But in the days after Romeo left, the house felt too empty. Hard to believe with a family of five people, three dogs, two cats and a rabbit. I worried that Romeo had been uprooted yet again. I wondered if he’d found another closet retreat.
Two days later, I sought out the rescue. Although I have no doubt the women who ran it were large-hearted souls, my own heart sank at the conditions. No fewer than a hundred cats lived in a roughly 800 square foot area. They were on top of couches, beneath tables, in cages and perched on chairs. The place reeked of cat. I wondered whether I’d be able to find ordinary-looking Romeo in this feline sea.
But I did.
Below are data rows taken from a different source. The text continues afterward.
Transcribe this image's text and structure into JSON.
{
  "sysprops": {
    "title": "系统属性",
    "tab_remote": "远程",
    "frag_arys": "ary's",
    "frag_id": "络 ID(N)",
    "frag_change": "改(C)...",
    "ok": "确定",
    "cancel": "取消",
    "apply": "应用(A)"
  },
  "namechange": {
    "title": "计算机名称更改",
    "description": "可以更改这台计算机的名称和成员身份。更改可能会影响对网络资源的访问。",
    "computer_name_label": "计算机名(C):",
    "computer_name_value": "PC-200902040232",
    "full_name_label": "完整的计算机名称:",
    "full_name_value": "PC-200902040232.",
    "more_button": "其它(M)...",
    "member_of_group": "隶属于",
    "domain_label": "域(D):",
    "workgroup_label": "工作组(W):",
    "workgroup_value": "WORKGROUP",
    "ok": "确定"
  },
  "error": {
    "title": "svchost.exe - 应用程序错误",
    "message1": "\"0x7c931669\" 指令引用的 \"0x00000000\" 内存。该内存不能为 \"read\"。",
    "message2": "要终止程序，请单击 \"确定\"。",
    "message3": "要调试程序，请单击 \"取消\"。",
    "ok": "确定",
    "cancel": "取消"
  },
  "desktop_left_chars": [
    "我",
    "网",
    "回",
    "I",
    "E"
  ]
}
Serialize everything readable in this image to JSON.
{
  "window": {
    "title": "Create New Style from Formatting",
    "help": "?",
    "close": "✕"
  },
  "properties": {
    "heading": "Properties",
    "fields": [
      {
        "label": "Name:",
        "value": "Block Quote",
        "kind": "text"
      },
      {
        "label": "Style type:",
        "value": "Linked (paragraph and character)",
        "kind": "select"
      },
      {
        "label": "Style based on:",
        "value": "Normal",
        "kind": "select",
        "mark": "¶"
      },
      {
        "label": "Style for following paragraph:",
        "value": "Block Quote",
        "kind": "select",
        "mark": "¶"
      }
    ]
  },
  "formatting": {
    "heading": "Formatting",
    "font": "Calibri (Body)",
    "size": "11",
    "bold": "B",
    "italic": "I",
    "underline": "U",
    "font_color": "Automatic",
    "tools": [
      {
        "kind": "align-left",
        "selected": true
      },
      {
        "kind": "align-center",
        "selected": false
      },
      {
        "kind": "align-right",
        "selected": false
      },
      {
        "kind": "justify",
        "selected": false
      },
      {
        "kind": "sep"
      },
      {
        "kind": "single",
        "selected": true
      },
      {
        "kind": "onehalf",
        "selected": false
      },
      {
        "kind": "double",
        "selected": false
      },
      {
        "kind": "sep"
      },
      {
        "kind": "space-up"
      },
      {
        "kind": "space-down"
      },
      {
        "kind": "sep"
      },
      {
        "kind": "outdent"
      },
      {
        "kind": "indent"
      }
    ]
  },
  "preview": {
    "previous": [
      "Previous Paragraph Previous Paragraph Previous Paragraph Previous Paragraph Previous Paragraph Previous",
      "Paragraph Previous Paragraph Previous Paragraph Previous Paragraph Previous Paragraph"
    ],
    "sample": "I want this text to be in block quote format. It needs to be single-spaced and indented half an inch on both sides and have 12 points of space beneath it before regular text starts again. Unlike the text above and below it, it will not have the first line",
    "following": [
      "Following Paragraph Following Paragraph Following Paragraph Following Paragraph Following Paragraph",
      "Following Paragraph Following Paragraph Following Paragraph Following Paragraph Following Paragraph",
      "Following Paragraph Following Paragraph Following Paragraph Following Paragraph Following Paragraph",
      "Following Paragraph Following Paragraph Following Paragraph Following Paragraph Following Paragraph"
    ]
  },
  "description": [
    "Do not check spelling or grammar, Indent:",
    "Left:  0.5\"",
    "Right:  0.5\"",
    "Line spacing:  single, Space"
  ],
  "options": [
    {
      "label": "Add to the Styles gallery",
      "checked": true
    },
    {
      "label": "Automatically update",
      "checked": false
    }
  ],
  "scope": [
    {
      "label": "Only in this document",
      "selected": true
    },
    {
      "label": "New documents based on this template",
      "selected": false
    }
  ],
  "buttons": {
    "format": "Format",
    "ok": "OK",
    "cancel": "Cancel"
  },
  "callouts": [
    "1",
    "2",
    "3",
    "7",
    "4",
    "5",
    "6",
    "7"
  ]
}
He was huddled at the back, looking bewildered.
I plucked him up and left.
He’s been back with us for more than six months now. He has slowly grown chubby again and we routinely tease him about his “memory foam stomach,” as my daughter calls it. Perhaps not surprisingly, the same things that made him less-than-appealing at first — his toothlessness, his tubbiness — are part of what we love most about him now.
Each of us secretly thinks that he loves us better than all the rest. He’s the consummate diplomat — or just blessed with enough love that he can afford to spread it around.
We routinely seek him out when we need a pick-me-up. He’ll happily listen to us, no matter what we say. He’ll purr at the first sign of a chin rub. And he’ll curl up on the bed of whomever seems most in need of comfort.
Sometimes “yes,” when “no” makes much more sense, really is the right answer.